An increase in the student population, if it occurs, will be intended in part as a source of revenue. Provost Stephenson concedes that the push to fund the faculty increases—in large part through unpredictable donations—will be a major reason the change will happen so slowly. The Strategic Planning Initiative includes an enormous fundraising effort, and the course load change is one of the main reasons. Funding is naturally the linchpin of the change, and both Vollmer and Collings soberly assert that 2-2 would be untenable unless the money is there to make sure all the other pieces fall into place. Vollmer states emphatically that “if we can’t do it well, we shouldn’t do it.”
Most of Swarthmore’s peer institutions, with the exceptions of Carleton and Grinnell, have already moved to 2-2. With Williams, Amherst, Wellesley, Middlebury, Bowdoin and others already operating this way, it’s easy to see the pressure the administration faces when hiring new professors. According to Burke, “we’ve heard from professors who’ve had to put on the big sell.” Provost Stephenson says his predecessor, Connie Hungerford, would consistently get questions about the course load from potential tenure-track hires. Though the allure of teaching at Swarthmore and the promise of a competitive salary generally eliminated the school’s course load disadvantage, he points out that a switch to 2-2 would be “a cheaper way to attract faculty.”

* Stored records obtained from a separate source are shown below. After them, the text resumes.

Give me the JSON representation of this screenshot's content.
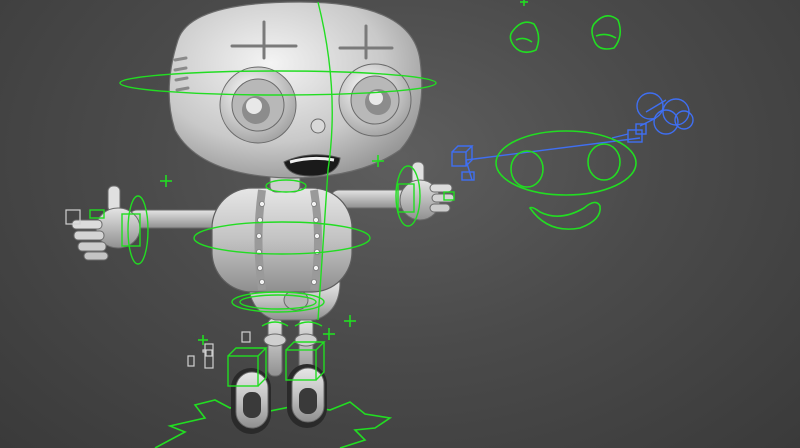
{
  "viewport": {
    "background_top": "#5e5e5e",
    "background_bottom": "#3a3a3a",
    "label": ""
  },
  "scene": {
    "model": "cartoon-robot",
    "shading": "matte-gray",
    "rig_control_color": "#22dd22",
    "ik_chain_color": "#3f6ff2",
    "bone_color": "#d0d0d0"
  },
  "icons": {
    "face_controls": "face-rig-controls-icon",
    "ik_chain": "ik-chain-icon",
    "transform_cross": "transform-cross-icon"
  }
}
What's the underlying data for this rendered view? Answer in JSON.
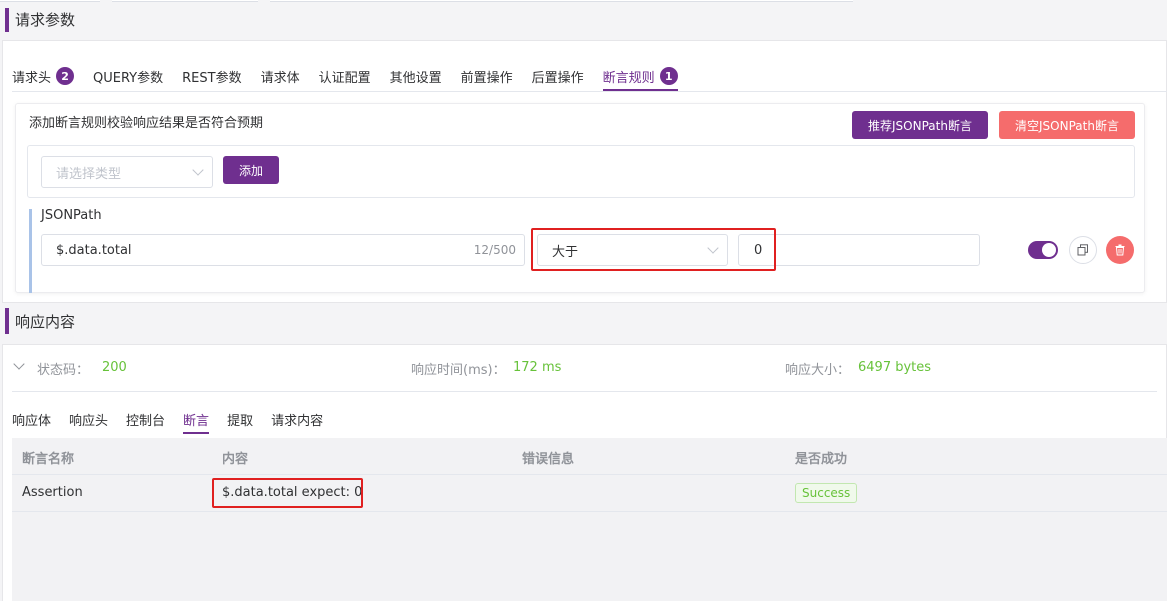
{
  "request_section": {
    "title": "请求参数",
    "tabs": [
      {
        "label": "请求头",
        "badge": "2",
        "active": false
      },
      {
        "label": "QUERY参数",
        "badge": "",
        "active": false
      },
      {
        "label": "REST参数",
        "badge": "",
        "active": false
      },
      {
        "label": "请求体",
        "badge": "",
        "active": false
      },
      {
        "label": "认证配置",
        "badge": "",
        "active": false
      },
      {
        "label": "其他设置",
        "badge": "",
        "active": false
      },
      {
        "label": "前置操作",
        "badge": "",
        "active": false
      },
      {
        "label": "后置操作",
        "badge": "",
        "active": false
      },
      {
        "label": "断言规则",
        "badge": "1",
        "active": true
      }
    ],
    "assertion_card": {
      "description": "添加断言规则校验响应结果是否符合预期",
      "recommend_button": "推荐JSONPath断言",
      "clear_button": "清空JSONPath断言",
      "type_select_placeholder": "请选择类型",
      "add_button": "添加",
      "rule": {
        "label": "JSONPath",
        "path_value": "$.data.total",
        "path_counter": "12/500",
        "operator": "大于",
        "expected_value": "0",
        "enabled": true
      }
    }
  },
  "response_section": {
    "title": "响应内容",
    "status_label": "状态码：",
    "status_value": "200",
    "time_label": "响应时间(ms)：",
    "time_value": "172 ms",
    "size_label": "响应大小：",
    "size_value": "6497 bytes",
    "tabs": [
      {
        "label": "响应体",
        "active": false
      },
      {
        "label": "响应头",
        "active": false
      },
      {
        "label": "控制台",
        "active": false
      },
      {
        "label": "断言",
        "active": true
      },
      {
        "label": "提取",
        "active": false
      },
      {
        "label": "请求内容",
        "active": false
      }
    ],
    "table": {
      "columns": [
        "断言名称",
        "内容",
        "错误信息",
        "是否成功"
      ],
      "rows": [
        {
          "name": "Assertion",
          "content": "$.data.total expect: 0",
          "error": "",
          "success": "Success"
        }
      ]
    }
  },
  "colors": {
    "accent": "#6f2f8f",
    "danger": "#f56c6c",
    "success": "#67c23a",
    "highlight_box": "#e02020"
  }
}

Grood points out that “what really forced us to confront [the course load] is the competition… there’s a sense of urgency because our peers are doing it.” However, “even if our peers were not doing it,” she believes, “it will, from a student perspective, be the right thing to do.” As Burke states, “it seems to be about our values; we’re not being a follower school.”
Provost Stephenson sees a long timeframe for the implementation of 2-2 system. The Strategic Plan Draft is slated to finish final comments and Board of Managers evaluation this winter; at that point a steering committee led by Provost Stephenson will convene to coordinate the course load shift. It certainly will not happen all at once. Particular departments will see the change before others. Part of this has to do with other complex changes to the faculty and academic structure: facility expansions, curriculum revisions, and new hiring will require a “phased implementation” over the course of several semesters. Though Stephenson hesitates to suggest when students can expect to see the effects, it “will not happen in the 2012-2013” academic year and might not be finished until as late as 2019-2020. President Chopp confirms that the college will still be in transition until at least 2015-2016.
Grood says, “It’s not like ‘whoo hoo! Four courses! It’s gonna be so much easier for us!’ because we feel passionately about the courses we offer [with 3-2] and the way that we currently offer them… it’s just a general balancing act, I think, and so the four-course load is seen not as a panacea but as something that will have some distinct tradeoffs. But the benefits, not just for faculty but really for students, will make it worth it.”